    By Aisling Maki - The Daily News -

    The Levitt Shell recently kicked off its season of free public concerts with its most well-attended opening weekend to date, continuing a 75-year tradition of bringing together Memphians from all walks of life to enjoy music in Overton Park.

    “We’re excited about the response we’re having from the Memphis public,” said Levitt Shell executive director Anne Pitts. “More people know about the Shell and more people are taking advantage of such a great amenity in Memphis.”

    The Shell, as its known locally, has a long history of uniting diverse people through the common denominator of music. The Overton Park Shell was constructed in 1936 by the City of Memphis and Works Progress Administration.

    “It was built to give an impoverished people, who were struggling through the Great Depression, a place to come together and experience free music and entertainment during very difficult times,” Pitts said. “It was a unifier from the very beginning.”

    During segregation, the Shell was one of the few local, public venues where black and white Memphians could gather to enjoy music together, and Pitts says that spirit of unity is what continues to drive the Shell’s popularity.

    “No matter what our differences – no matter what divides us – we all love music,” she said. “We’ve become a little more isolated than we used to be. We visit with our neighbors a little less than we used to. But the Shell is bringing that spirit back. People get together and they picnic with each other and the kids play together. It’s a special place where people free to really engage with each other.”

    The site of Elvis Presley’s first professional live show – which music historians call the first live rock ‘n’ roll show in history – as well as the site of Johnny Cash’s first professional live show when he opened for Elvis, the Shell also continues to attract out-of-town tourists daily.

    Throughout its history, there have been numerous efforts to both destroy and revitalize the Shell.

    But in 2008, the venue reopened as the Levitt Shell at Overton Park, with support from the Mortimer & Mimi Levitt Foundation, which supports several free public concert venues across the country, from Connecticut to California.

    The foundation paid for about half of the Shell’s $1.3 million in renovation costs when work began in 2007, while the city of Memphis paid about another half and the remainder of money was raised locally.

    Although it’s connected to a network of national venues, the Levitt Shell operates an independent, Memphis-based nonprofit. The Mortimer & Mimi Levitt Foundation had originally agreed to give the Levitt Shell $100,000, representing about 20 percent of operating costs, annually for five years.

    This would mark the last year of funding, but having seen the success of the Shell and the way Memphians have embraced the venue during the formidable economy these last few years, the Mortimer & Mimi Levitt Foundation has agreed to continue funding at $75,000 annually, or about 15 percent of the Shell’s operating budget.

    The majority of funding to support the venue’s $600,000 annual budget continues to come from local foundations, memberships, and corporate and individual donations.

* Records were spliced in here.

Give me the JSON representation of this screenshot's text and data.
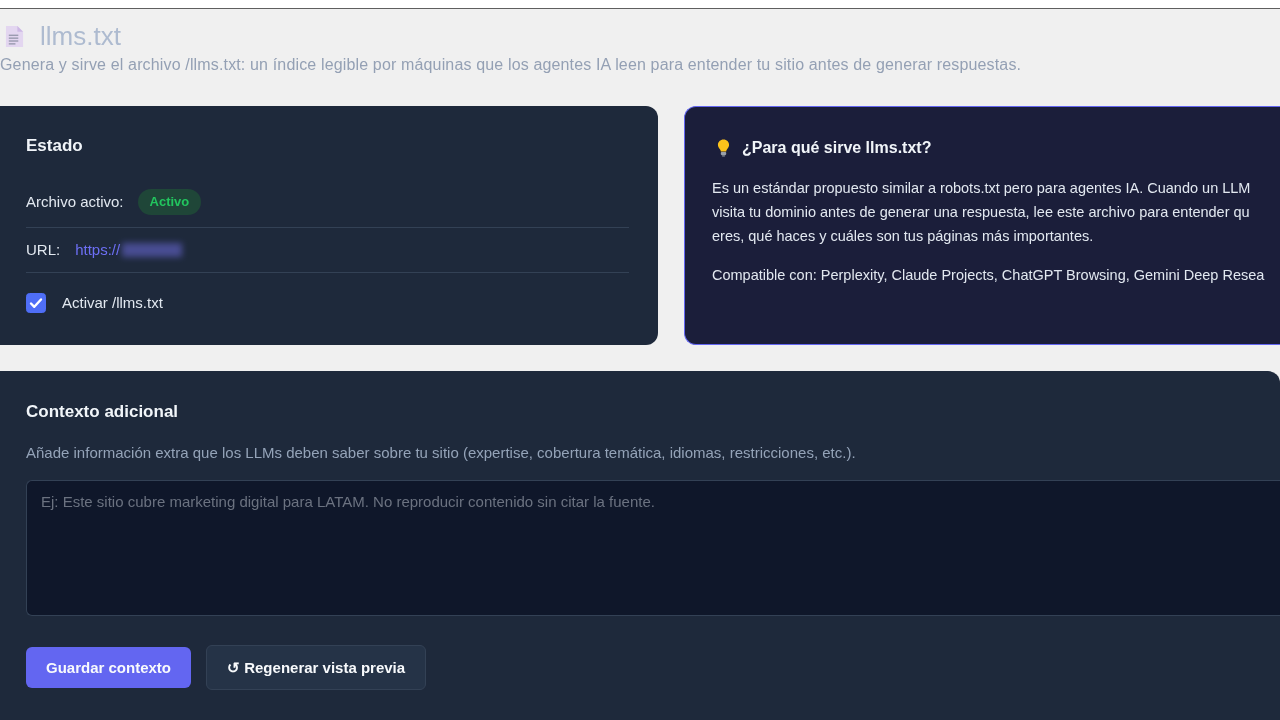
{
  "header": {
    "title": "llms.txt",
    "subtitle": "Genera y sirve el archivo /llms.txt: un índice legible por máquinas que los agentes IA leen para entender tu sitio antes de generar respuestas."
  },
  "status_card": {
    "title": "Estado",
    "file_label": "Archivo activo:",
    "file_badge": "Activo",
    "url_label": "URL:",
    "url_value": "https://",
    "toggle": {
      "label": "Activar /llms.txt",
      "checked": true
    }
  },
  "info_card": {
    "title": "¿Para qué sirve llms.txt?",
    "body_lines": [
      "Es un estándar propuesto similar a robots.txt pero para agentes IA. Cuando un LLM",
      "visita tu dominio antes de generar una respuesta, lee este archivo para entender qu",
      "eres, qué haces y cuáles son tus páginas más importantes."
    ],
    "compatible": "Compatible con: Perplexity, Claude Projects, ChatGPT Browsing, Gemini Deep Resea"
  },
  "context_card": {
    "title": "Contexto adicional",
    "description": "Añade información extra que los LLMs deben saber sobre tu sitio (expertise, cobertura temática, idiomas, restricciones, etc.).",
    "textarea": {
      "placeholder": "Ej: Este sitio cubre marketing digital para LATAM. No reproducir contenido sin citar la fuente."
    },
    "buttons": [
      {
        "label": "Guardar contexto",
        "kind": "primary"
      },
      {
        "label": "↺ Regenerar vista previa",
        "kind": "secondary"
      }
    ]
  }
}
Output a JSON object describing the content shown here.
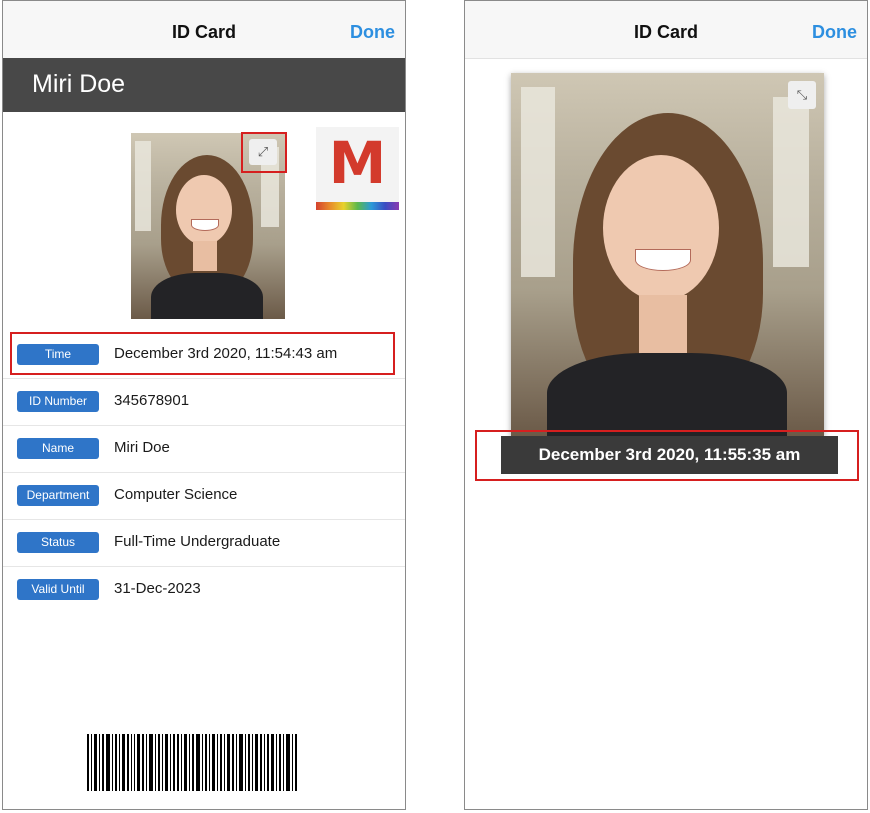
{
  "left_screen": {
    "nav": {
      "title": "ID Card",
      "done_label": "Done"
    },
    "name_banner": "Miri Doe",
    "photo_expand_icon": "expand-arrows-icon",
    "logo_letter": "M",
    "fields": [
      {
        "label": "Time",
        "value": "December 3rd 2020, 11:54:43 am"
      },
      {
        "label": "ID Number",
        "value": "345678901"
      },
      {
        "label": "Name",
        "value": "Miri Doe"
      },
      {
        "label": "Department",
        "value": "Computer Science"
      },
      {
        "label": "Status",
        "value": "Full-Time Undergraduate"
      },
      {
        "label": "Valid Until",
        "value": "31-Dec-2023"
      }
    ]
  },
  "right_screen": {
    "nav": {
      "title": "ID Card",
      "done_label": "Done"
    },
    "photo_collapse_icon": "collapse-arrows-icon",
    "time_caption": "December 3rd 2020, 11:55:35 am"
  },
  "colors": {
    "accent": "#2d8fe0",
    "badge": "#2f75c8",
    "banner": "#484848",
    "highlight": "#d61f1f",
    "logo_red": "#d33a2c"
  }
}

    “Without the people and the companies of Memphis, the Shell wouldn’t exist,” Pitts said. “We’ve had great support. Everyone has embraced the Shell and so far we’re reaching our goals and hoping we’ll continue to reach them for many years to come.”

    The venue’s 50 free, family-friendly concerts this season, held Thursdays through Sundays from May to July, include everything from Latin Jazz bands to Celtic folk to Southern Funk.

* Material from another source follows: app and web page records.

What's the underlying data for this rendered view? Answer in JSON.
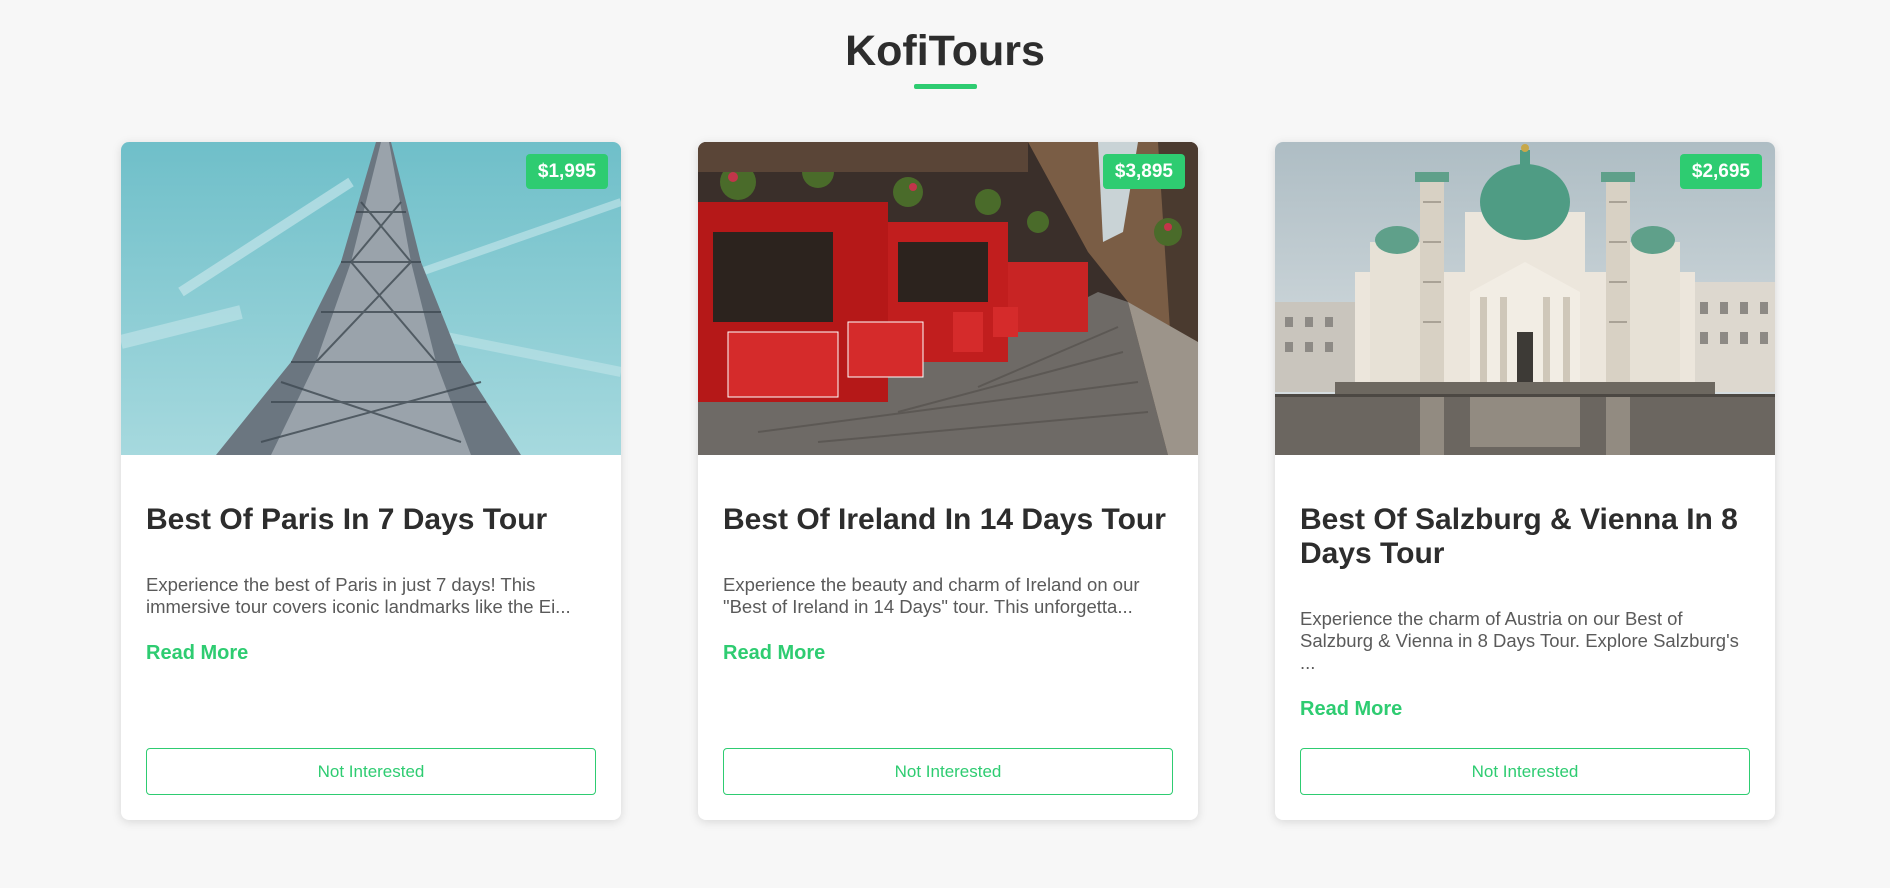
{
  "site": {
    "title": "KofiTours",
    "accent_color": "#2ecc71"
  },
  "tours": [
    {
      "price": "$1,995",
      "title": "Best Of Paris In 7 Days Tour",
      "description": "Experience the best of Paris in just 7 days! This immersive tour covers iconic landmarks like the Ei...",
      "read_more": "Read More",
      "button": "Not Interested",
      "image": "eiffel-tower-photo"
    },
    {
      "price": "$3,895",
      "title": "Best Of Ireland In 14 Days Tour",
      "description": "Experience the beauty and charm of Ireland on our \"Best of Ireland in 14 Days\" tour. This unforgetta...",
      "read_more": "Read More",
      "button": "Not Interested",
      "image": "temple-bar-street-photo"
    },
    {
      "price": "$2,695",
      "title": "Best Of Salzburg & Vienna In 8 Days Tour",
      "description": "Experience the charm of Austria on our Best of Salzburg & Vienna in 8 Days Tour. Explore Salzburg's ...",
      "read_more": "Read More",
      "button": "Not Interested",
      "image": "karlskirche-photo"
    }
  ]
}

    “Our mission is finding common ground in a diverse audience,” Pitts said. “In order to be able to reach that mission, we have to have as large and diverse an audience as possible by offering music that’s going to draw everybody out.”

    In addition, the Levitt Shell hosts various community events year-round, from an annual December holiday lights show held in conjunction with the neighboring Memphis Brooks Museum of Art to the recent Memphis College of Art commencement ceremony that took place on the Shell’s stage to a free outdoor film series.

    And on Sept. 22, Levitt Shell will host its first annual “Stars in the Park” benefit concert, a ticketed fundraising event featuring a performance by a music icon, singer-songwriter Emmylou Harris.